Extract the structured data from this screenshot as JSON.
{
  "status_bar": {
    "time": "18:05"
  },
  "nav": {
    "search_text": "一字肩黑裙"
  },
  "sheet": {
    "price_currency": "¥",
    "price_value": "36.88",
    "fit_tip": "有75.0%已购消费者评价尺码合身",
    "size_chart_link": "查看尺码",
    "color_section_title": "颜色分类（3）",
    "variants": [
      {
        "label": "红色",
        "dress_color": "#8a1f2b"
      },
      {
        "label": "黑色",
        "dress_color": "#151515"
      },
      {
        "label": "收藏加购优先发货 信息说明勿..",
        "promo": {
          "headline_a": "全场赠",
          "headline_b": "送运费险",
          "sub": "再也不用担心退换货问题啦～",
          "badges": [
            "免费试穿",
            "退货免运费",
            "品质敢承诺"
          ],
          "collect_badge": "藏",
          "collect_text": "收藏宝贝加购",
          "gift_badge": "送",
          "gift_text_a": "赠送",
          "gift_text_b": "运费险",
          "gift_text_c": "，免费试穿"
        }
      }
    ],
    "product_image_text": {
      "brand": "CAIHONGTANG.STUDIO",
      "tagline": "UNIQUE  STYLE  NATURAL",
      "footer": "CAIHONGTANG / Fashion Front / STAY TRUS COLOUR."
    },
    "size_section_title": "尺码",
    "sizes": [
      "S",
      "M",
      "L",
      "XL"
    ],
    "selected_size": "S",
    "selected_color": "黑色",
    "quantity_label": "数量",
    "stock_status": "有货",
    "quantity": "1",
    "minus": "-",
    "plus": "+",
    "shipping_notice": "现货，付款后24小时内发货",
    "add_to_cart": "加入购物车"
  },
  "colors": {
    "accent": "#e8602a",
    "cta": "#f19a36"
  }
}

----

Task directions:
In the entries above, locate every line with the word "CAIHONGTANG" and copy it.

Reply to the task:
      "brand": "CAIHONGTANG.STUDIO",
      "footer": "CAIHONGTANG / Fashion Front / STAY TRUS COLOUR."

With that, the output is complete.